The union has today launched its Play is Learning campaign urging the government to act immediately and decisively to secure PBL practice in the early years of WA schooling.
SSTUWA President Pat Byrne said play based learning was vital in utilising children’s play as a context for learning.
“It is recognised as a highly effective building block in bringing children’s learning to a higher level, it stimulates children’s cognitive, emotional and social development,” she said.
“Evidence based research shows that adult involvement in children’s play can extend learning opportunities within the play itself, through the provision of developmentally appropriate play experiences.”
The union surveyed 617 early childhood teachers (ECTs), school administrators and principals on early childhood education (ECE) from October to December last year.
Results revealed more than 70 per cent of those surveyed experienced difficulties in trying to implement a play-based curriculum in WA classrooms.

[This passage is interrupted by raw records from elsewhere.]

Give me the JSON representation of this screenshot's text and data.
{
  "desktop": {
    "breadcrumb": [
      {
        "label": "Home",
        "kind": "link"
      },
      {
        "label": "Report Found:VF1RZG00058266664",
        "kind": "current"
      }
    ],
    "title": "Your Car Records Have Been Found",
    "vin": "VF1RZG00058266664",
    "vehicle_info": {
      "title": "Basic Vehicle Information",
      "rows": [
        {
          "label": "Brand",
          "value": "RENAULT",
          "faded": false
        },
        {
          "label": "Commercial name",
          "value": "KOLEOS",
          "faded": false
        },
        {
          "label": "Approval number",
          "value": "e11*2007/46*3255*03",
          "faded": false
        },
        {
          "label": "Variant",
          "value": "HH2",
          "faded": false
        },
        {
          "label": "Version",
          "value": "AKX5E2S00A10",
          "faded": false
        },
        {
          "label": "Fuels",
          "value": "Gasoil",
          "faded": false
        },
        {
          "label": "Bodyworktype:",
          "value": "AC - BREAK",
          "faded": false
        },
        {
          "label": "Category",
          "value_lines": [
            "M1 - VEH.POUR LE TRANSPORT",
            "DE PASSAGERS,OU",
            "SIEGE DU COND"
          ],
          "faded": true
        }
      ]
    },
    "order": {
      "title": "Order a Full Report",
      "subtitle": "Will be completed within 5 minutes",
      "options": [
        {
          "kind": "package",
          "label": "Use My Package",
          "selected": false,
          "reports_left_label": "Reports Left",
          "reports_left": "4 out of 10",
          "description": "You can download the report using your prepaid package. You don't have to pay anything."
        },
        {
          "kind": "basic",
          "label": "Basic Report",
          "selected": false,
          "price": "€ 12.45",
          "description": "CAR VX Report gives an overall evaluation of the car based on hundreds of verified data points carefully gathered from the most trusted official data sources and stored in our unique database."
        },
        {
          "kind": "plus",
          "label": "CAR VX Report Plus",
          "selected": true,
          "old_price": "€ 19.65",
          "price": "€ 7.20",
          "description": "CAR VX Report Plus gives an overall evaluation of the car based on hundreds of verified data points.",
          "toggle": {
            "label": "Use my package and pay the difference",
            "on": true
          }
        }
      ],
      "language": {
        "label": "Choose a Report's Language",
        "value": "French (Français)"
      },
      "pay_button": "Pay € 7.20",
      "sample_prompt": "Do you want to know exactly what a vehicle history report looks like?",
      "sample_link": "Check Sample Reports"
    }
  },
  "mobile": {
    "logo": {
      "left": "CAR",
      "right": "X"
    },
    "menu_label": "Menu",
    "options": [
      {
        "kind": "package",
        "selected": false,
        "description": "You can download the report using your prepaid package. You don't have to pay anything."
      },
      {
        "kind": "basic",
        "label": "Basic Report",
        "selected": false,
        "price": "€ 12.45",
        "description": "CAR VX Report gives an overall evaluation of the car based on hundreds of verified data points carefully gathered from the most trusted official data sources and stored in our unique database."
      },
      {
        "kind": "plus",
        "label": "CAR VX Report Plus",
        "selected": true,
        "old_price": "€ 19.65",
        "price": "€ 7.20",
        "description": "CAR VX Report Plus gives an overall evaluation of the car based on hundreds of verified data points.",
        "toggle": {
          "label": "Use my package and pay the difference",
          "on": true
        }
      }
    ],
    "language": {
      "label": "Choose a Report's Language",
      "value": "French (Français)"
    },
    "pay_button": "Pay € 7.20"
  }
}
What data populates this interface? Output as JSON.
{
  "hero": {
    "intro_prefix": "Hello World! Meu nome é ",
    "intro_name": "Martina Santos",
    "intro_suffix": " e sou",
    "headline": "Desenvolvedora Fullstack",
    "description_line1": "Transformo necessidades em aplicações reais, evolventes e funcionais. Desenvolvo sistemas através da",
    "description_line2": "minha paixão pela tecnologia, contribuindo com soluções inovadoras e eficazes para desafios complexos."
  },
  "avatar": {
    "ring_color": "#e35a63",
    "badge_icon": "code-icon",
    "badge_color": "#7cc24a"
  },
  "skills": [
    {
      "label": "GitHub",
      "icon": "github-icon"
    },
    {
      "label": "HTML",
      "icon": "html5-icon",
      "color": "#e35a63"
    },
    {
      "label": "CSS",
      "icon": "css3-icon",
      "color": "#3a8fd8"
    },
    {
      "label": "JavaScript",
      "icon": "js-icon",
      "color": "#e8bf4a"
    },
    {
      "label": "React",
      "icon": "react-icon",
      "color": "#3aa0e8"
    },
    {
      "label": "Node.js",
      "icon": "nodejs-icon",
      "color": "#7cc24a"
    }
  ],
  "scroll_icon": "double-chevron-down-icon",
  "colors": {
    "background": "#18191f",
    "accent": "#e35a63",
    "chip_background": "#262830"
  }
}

Director of Early Childhood Education at Murdoch University, Dr Sandra Hesterman, used the responses as the basis of a research paper, The State of Play in WA, also released today.
Ms Byrne said research has shown comprehensively and conclusively that PBL has far reaching benefits for children, including improved academic outcomes, wellbeing, creativity, problem-solving and social skills.
“The biggest issue we have is many people see PBL as “just play”, but this is not the case. PBL is when the teacher sets up an environment with a range of activities that spark open-ended inquiry experiences and allow the child to explore what interests them, with the teacher playing a supporting role in facilitating learning when required,” she said.
“Our members and early childhood advocates have cited a decline in child-initiated and self-directed play in recent years from kindergarten, pre-primary and year 1 and 2 classrooms as a result of an increasing tendency towards more formalised learning at earlier stages.
“The SSTUWA supports a state-wide play strategy which outlines the benefits of PBL and promotes a balanced approach between PBL and teacher-led explicit instruction.
“Explicit instruction has its place integrated within a play-based model, but a state-wide play strategy needs to be clearly articulated under the leadership of the department to ensure that principals, educators and parents share an understanding of early childhood pedagogy and an appreciation of its importance for the wellbeing of young children.
“Our members are concerned that the setting of premature targets in early learning is having a negative effect - too much emphasis is being placed on formal assessments for young children at a very young age, the consequence of which is to limit the extent of PBL in K-3 classrooms.
“Teachers are under increasing pressure to meet assessment outcomes dictated from above by people who do not work with young children,” Ms Byrne said.
More than 80 per cent of survey participants supported more PBL in early childhood classrooms.
“The curriculum expectations are far too great for younger children, there is a lot of pressure for them to learn,” one respondent said.
“Children are not given the opportunity to discover, create, interact and gain confidence when they are being inundated with an overloaded curriculum.”
Another called for “less pressure on school leaders and teachers to achieve NAPLAN results as this interferes with a focus on play-based learning”.
Recommendations from the research paper include ECTs being consulted on PBL pedagogies and ECE curriculum development, the provision of professional learning on PBL to non-ECE teachers and school leaders and for a review on reporting requirements for ECE.